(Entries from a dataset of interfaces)
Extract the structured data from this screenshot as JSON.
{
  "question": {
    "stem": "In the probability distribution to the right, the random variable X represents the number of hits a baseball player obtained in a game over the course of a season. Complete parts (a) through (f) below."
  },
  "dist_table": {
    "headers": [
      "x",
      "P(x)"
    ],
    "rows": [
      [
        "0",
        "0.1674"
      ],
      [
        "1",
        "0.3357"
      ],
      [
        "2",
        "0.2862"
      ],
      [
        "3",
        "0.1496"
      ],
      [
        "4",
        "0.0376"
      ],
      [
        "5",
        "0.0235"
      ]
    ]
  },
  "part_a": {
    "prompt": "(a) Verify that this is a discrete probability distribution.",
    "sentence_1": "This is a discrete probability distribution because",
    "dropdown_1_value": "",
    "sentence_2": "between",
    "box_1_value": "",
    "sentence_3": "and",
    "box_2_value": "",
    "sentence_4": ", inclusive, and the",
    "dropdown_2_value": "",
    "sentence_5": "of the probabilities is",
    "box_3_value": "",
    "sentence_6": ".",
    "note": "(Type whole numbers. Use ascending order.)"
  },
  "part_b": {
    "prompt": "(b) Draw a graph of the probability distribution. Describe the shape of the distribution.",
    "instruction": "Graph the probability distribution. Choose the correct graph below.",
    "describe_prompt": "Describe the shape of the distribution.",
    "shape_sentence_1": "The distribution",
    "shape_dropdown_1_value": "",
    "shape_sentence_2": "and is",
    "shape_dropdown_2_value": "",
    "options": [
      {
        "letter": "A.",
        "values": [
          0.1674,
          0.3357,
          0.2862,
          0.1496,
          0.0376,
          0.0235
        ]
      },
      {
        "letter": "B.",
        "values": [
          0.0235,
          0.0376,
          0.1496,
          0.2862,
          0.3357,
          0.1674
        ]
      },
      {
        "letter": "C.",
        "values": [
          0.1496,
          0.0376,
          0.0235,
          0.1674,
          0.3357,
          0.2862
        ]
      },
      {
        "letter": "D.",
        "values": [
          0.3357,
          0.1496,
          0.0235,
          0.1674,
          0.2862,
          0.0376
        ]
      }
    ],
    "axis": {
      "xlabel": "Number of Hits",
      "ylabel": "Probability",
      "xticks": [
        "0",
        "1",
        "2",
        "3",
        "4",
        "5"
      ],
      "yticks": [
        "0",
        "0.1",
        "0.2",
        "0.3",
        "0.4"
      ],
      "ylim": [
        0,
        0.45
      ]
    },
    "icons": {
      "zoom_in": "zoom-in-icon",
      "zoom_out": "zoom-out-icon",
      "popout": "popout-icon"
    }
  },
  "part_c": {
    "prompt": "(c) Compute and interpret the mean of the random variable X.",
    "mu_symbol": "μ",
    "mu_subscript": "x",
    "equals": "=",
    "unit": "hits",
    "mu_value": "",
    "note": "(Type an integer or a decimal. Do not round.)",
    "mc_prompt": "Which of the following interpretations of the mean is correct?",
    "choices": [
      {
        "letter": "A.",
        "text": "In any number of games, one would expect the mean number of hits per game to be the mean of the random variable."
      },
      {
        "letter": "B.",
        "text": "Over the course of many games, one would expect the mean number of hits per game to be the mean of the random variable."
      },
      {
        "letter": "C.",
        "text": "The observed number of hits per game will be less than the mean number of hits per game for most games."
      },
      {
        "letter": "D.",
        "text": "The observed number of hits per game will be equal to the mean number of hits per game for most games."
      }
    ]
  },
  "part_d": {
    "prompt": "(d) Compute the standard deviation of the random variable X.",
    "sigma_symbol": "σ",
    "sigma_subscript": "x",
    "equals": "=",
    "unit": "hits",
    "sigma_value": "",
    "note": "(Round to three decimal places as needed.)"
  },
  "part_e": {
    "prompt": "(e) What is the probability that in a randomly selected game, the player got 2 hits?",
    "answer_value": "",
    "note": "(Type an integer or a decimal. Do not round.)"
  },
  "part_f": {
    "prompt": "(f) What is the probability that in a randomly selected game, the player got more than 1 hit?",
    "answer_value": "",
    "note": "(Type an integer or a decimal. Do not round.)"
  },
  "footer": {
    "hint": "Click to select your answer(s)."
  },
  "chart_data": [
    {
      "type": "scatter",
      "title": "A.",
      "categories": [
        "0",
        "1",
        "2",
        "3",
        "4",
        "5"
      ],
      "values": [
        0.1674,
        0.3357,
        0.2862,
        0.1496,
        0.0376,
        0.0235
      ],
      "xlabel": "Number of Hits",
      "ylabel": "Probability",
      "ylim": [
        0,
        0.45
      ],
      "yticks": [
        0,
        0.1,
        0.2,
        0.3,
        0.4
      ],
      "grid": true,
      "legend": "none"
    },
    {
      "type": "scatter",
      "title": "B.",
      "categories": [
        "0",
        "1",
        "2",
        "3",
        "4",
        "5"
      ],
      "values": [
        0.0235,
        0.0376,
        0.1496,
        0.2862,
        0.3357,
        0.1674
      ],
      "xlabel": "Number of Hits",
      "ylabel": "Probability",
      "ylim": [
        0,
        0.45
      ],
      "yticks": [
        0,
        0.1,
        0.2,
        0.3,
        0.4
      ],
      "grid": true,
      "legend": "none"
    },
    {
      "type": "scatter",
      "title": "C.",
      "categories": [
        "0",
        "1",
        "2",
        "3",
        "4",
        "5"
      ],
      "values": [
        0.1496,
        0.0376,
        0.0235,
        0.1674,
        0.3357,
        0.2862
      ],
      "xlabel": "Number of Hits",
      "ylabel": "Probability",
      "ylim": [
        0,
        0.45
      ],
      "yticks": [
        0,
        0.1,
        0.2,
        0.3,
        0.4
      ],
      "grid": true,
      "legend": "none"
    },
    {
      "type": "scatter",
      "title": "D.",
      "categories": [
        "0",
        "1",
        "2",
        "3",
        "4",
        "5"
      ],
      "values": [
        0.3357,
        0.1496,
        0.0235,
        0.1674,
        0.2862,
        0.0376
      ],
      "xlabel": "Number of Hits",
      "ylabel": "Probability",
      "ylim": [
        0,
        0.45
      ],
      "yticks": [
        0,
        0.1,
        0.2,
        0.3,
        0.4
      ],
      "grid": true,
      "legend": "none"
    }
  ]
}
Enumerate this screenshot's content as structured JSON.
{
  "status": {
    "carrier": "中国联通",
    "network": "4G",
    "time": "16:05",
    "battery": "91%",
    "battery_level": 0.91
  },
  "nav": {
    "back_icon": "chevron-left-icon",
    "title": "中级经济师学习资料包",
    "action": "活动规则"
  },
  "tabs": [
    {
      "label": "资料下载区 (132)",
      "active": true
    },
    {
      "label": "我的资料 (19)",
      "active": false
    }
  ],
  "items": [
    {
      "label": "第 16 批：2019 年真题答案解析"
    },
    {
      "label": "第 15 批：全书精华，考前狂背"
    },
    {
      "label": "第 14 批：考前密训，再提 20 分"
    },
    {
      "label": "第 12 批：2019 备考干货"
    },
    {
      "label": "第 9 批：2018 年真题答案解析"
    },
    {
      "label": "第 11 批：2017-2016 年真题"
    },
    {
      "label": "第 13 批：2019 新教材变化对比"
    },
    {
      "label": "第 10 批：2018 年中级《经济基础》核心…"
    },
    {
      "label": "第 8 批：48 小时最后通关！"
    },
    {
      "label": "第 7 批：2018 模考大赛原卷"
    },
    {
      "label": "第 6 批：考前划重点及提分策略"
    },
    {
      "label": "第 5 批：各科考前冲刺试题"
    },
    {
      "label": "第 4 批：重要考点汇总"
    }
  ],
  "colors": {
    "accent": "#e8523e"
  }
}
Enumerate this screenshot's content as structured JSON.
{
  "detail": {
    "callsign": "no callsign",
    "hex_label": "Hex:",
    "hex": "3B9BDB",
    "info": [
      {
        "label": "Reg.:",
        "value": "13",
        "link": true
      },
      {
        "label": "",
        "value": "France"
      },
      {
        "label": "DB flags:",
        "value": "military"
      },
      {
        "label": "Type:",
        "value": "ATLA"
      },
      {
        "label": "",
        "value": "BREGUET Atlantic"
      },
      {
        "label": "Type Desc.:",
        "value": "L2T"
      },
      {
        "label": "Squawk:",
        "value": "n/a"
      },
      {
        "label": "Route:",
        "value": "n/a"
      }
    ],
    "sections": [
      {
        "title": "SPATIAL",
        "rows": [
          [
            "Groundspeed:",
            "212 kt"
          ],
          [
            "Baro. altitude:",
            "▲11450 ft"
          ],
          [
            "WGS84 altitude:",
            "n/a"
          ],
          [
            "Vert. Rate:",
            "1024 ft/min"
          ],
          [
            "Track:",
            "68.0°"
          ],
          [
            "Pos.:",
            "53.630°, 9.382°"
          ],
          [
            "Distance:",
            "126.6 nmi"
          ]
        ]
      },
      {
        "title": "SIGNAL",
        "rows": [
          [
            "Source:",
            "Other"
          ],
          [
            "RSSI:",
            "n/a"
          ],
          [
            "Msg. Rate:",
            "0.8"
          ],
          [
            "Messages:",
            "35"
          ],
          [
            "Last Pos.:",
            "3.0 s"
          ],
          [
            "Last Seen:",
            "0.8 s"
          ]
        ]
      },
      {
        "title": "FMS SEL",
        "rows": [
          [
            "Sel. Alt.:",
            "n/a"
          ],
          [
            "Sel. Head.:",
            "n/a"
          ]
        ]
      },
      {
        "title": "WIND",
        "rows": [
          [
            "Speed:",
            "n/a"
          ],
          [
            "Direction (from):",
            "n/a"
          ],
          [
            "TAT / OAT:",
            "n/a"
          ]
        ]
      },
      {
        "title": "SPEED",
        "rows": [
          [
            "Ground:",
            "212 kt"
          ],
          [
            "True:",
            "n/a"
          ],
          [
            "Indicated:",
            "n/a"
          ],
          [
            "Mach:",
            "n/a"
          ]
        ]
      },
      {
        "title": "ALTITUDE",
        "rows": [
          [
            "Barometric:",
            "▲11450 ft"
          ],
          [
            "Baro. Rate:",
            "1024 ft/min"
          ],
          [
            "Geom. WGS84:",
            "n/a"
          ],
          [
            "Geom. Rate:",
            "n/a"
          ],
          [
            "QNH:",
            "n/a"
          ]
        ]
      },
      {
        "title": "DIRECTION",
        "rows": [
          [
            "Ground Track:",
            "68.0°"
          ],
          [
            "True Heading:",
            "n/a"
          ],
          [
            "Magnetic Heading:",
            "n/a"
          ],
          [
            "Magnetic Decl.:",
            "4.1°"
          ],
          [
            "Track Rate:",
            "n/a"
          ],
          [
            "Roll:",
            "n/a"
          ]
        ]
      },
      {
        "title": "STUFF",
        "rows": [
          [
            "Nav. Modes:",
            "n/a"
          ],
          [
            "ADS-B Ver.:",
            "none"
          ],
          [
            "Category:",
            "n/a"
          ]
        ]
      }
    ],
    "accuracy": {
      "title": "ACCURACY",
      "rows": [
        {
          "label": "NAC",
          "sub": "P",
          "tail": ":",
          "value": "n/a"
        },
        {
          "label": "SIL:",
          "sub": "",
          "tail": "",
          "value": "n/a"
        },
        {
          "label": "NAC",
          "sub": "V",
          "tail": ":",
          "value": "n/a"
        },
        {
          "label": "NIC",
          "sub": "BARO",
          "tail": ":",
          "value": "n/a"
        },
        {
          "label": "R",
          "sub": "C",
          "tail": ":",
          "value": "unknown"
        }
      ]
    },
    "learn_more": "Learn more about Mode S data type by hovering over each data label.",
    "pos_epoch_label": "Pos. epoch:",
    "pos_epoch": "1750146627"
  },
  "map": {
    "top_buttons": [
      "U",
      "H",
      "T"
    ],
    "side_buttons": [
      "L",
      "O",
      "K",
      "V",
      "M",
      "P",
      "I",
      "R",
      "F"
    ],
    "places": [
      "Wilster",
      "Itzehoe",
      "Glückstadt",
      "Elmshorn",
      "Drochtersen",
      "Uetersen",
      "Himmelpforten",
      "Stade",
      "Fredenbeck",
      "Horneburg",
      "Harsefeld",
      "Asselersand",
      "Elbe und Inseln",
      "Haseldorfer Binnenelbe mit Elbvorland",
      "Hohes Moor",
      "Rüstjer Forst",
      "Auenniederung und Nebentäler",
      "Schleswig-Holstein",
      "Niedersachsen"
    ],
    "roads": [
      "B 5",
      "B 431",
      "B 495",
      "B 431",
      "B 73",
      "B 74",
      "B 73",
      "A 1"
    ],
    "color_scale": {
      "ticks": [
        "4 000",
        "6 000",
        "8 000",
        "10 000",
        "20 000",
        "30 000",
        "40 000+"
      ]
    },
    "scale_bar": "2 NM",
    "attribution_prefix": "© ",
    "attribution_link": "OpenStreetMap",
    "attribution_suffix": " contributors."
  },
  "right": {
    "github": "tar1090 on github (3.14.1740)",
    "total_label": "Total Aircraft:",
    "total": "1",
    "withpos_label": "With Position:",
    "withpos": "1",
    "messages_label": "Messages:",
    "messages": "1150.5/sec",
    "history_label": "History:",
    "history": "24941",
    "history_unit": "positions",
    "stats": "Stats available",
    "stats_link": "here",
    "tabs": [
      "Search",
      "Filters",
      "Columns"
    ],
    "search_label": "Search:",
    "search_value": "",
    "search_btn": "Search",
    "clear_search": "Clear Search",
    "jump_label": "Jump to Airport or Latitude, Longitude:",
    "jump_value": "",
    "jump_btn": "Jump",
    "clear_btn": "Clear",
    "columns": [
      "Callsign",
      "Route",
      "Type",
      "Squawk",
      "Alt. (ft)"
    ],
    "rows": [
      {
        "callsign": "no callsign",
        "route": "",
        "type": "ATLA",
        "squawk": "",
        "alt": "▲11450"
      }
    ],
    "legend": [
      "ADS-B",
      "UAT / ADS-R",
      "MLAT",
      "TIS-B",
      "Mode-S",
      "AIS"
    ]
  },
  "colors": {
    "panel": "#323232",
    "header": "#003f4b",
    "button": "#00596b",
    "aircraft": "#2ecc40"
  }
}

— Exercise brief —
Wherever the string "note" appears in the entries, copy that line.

— Task response —
    "note": "(Type whole numbers. Use ascending order.)"
    "note": "(Type an integer or a decimal. Do not round.)",
    "note": "(Round to three decimal places as needed.)"
    "note": "(Type an integer or a decimal. Do not round.)"
    "note": "(Type an integer or a decimal. Do not round.)"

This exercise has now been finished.